Due to low rainfall and high temperatures, water levels in Cape Town are frightfully low. We have reached Level Three Water Restrictions as a means to ensure that minimal water is wasted in this time of dire need. However, due to continued low rainfall and failure to reach the intended water-saving target, water restrictions will be pushed up to Level 3B as of the 1st of February.

On this note, GSI (Green Schools Initiative) and HCA (History and Current Affairs Society) collaborated in hosting a speaker from Green Pop to address this issue and to discuss both water scarcity and the Green Pop Project with the Westerford pupils.

In 2010, after a business trip of 360 000 air miles, Misha Teasdale decided that he had to counterpoise his Carbon Footprint and so collaborated with friends and family, setting a goal to plant 1000 trees in the rural areas of Cape Town by the end of that month. That is how the Greenpop project began.

Greenpop brings together communities and works at re-planting the forests which are so rapidly being torn down around the world. Planting trees in rural areas and schools, Greenpop works at counteracting our Carbon Footprint every day, reviving the lungs of the Earth.

They have created several effective grey-water watering systems for maintaining the trees which do not have regulated care, as well as other methods of using water in the most economical way possible.

The seventh Platbos reforestation project will take place in March. It is a weekend event aimed at restoring one of the most rare and endangered ecosystems in the Western Cape, situated only two-and-a-half hours outside of Cape Town! Greenpop also hosts the annual June/July Zambia Festival of Action which is an opportunity for people around the globe to come together to learn about permaculture, to work at further developing the communities and to replant our indigenous forests.

Lauren O’Donnell discussed with the pupils of Westerford different ways in which to conserve water, not only as individuals but also as a community.  If we were all to adhere fully to the water restrictions - each of us saving several extra litres every day, by doing the small things -  it will all add up and make a difference; we’ve reached a point where every drop of water needs to count.
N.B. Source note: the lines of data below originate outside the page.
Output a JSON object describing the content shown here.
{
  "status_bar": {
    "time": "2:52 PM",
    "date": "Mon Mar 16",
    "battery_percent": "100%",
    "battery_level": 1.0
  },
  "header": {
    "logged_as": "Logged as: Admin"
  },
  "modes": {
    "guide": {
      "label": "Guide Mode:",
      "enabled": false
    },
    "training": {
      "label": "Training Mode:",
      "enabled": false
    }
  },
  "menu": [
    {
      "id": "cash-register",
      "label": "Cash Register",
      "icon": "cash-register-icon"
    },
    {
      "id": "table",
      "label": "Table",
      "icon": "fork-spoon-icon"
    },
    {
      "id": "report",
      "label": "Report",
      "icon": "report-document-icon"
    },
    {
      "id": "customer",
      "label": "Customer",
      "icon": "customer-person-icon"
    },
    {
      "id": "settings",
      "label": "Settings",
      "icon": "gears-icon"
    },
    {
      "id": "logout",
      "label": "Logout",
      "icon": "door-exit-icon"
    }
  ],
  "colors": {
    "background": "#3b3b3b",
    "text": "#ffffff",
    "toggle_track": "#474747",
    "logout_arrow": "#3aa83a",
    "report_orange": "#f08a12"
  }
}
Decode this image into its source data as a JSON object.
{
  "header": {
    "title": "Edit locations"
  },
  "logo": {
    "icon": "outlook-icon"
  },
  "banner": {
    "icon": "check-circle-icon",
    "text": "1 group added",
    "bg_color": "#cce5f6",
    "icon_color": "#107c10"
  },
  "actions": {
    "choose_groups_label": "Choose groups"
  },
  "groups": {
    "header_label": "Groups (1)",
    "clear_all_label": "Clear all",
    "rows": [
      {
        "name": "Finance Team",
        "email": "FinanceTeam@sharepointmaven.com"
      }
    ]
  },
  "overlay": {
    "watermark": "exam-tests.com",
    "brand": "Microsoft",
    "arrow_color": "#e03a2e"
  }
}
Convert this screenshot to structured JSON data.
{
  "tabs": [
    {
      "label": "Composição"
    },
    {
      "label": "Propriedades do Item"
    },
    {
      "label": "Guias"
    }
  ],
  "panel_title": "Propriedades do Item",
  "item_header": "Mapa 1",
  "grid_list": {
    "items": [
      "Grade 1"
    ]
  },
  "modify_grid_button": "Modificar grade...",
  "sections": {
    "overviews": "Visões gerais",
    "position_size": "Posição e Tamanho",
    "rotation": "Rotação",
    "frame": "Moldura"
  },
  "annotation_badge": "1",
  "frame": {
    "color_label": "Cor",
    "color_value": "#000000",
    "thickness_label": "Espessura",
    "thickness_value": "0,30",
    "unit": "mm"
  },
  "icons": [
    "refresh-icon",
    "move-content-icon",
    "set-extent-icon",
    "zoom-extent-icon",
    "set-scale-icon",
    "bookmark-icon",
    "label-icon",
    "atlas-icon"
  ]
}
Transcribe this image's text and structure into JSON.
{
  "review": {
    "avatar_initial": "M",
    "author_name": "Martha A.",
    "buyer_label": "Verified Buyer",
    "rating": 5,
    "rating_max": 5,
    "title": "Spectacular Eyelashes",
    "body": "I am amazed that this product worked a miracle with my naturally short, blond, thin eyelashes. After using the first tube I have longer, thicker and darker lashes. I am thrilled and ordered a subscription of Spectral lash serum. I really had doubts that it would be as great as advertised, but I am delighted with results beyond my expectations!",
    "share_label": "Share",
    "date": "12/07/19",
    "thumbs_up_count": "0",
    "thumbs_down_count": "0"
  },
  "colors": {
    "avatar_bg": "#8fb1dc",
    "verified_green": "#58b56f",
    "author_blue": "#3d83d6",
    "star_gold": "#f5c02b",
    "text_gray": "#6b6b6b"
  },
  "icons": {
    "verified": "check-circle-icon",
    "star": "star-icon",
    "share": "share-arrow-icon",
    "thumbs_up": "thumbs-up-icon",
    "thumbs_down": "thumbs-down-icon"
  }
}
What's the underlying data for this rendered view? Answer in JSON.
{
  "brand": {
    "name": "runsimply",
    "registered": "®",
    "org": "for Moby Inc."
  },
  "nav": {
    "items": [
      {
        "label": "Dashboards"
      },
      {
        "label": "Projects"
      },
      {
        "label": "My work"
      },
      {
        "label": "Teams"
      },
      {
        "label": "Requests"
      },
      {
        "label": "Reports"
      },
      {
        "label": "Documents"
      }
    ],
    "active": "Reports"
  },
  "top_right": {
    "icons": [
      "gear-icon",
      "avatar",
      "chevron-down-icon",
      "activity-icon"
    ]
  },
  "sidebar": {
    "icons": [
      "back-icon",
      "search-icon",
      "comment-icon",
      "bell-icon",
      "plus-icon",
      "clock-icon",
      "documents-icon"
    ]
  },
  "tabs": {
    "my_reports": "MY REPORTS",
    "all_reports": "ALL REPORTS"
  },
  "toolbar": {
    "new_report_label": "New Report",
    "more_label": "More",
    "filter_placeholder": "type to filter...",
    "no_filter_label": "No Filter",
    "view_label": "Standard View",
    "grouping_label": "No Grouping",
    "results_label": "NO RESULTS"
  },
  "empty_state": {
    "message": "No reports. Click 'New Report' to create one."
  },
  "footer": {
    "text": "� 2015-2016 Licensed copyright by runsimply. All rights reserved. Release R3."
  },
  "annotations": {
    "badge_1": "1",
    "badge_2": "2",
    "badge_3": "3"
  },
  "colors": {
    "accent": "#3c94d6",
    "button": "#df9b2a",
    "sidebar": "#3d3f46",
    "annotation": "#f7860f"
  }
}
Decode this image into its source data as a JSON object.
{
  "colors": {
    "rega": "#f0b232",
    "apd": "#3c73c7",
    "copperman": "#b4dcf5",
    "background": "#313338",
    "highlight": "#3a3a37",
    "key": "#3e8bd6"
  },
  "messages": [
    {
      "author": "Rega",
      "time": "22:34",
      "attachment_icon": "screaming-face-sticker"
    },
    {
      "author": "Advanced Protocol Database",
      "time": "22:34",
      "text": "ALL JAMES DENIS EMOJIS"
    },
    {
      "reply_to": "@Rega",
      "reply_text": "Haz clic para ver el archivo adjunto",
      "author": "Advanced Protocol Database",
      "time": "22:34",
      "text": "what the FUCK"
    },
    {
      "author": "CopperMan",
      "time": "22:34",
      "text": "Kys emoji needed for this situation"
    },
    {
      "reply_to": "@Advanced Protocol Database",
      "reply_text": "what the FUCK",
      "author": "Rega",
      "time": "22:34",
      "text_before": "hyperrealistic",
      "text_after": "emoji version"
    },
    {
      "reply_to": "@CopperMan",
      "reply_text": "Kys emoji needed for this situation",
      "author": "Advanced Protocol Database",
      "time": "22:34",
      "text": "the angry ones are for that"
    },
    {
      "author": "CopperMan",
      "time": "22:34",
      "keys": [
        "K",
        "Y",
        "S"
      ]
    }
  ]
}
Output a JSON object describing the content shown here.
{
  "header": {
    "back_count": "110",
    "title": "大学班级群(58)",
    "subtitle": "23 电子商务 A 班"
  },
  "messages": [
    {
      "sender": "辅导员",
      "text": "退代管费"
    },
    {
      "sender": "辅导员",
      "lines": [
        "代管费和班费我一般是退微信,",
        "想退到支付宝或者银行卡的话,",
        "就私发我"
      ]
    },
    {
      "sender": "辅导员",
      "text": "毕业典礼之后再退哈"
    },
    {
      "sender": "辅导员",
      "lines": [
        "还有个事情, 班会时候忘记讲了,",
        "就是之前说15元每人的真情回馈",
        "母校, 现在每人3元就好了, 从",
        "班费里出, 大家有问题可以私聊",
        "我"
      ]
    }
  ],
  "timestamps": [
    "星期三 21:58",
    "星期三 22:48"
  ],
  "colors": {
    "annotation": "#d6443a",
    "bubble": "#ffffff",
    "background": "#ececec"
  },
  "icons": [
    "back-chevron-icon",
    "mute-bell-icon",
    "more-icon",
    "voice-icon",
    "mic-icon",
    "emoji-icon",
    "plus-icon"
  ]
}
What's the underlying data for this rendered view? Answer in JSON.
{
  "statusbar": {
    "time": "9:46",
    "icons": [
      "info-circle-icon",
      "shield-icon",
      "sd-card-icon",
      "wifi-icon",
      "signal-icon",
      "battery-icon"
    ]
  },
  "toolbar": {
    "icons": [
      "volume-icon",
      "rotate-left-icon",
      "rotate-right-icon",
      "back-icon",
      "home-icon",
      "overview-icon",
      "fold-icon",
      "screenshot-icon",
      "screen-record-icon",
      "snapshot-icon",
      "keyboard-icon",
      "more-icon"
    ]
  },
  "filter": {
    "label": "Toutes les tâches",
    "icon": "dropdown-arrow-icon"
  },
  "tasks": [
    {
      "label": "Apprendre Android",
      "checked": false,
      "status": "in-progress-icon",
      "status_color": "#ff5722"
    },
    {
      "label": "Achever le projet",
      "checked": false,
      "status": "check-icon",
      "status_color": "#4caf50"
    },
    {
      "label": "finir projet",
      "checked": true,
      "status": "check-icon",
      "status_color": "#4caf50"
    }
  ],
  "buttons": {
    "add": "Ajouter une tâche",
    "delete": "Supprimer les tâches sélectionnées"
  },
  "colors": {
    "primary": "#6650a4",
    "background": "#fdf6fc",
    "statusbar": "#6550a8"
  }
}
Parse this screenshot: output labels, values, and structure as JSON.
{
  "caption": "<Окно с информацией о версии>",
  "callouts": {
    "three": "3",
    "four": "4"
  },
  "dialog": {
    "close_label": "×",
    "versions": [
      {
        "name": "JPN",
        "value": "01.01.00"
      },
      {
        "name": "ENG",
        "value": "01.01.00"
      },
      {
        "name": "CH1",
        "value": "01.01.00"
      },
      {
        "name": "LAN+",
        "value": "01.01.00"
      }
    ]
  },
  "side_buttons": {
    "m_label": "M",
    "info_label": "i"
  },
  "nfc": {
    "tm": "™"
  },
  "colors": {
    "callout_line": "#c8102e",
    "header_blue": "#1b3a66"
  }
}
Here are a few tips to help save water :  
• Flush less: put bricks in the cistern of your toilet to take up water-space so that when you flush, the water usage is minimal.
• Use an eco-friendly shower-head.  Put a bucket in the shower to catch water while you wait for it to warm up; use this to water the garden. Switch the shower off when you soap yourself and only use water to rinse the soap off!
• Collect grey-water from household chores; make sure that as much water as possible gets a second usage. Piping from the bath and shower can be diverted to run straight into one’s garden.
• Collect water when it rains! Use this for washing up instead of using potable tap water.

One must not only be conscious of the small things, but aware, too, of the large industries which use hundreds of gallons of water for production. A beef burger takes approximately 100 gallons to be produced, excluding drinking water for the cows. Cut down on your meat intake, or cut it out of your diet completely. Stop using disposable one-use plastic. It is in these ways that we can start to really conserve our water before it is too late.

Lauren explained how the Greenpop name came about. POP: People, Ourselves and the Planet. First one has to look after the people around us and the planet which we live on, in order to look after ourselves.
Thank you, Lauren, and the Greenpop team for sharing your story with the pupils at Westerford.

Hanna Lehtinen, Grade 12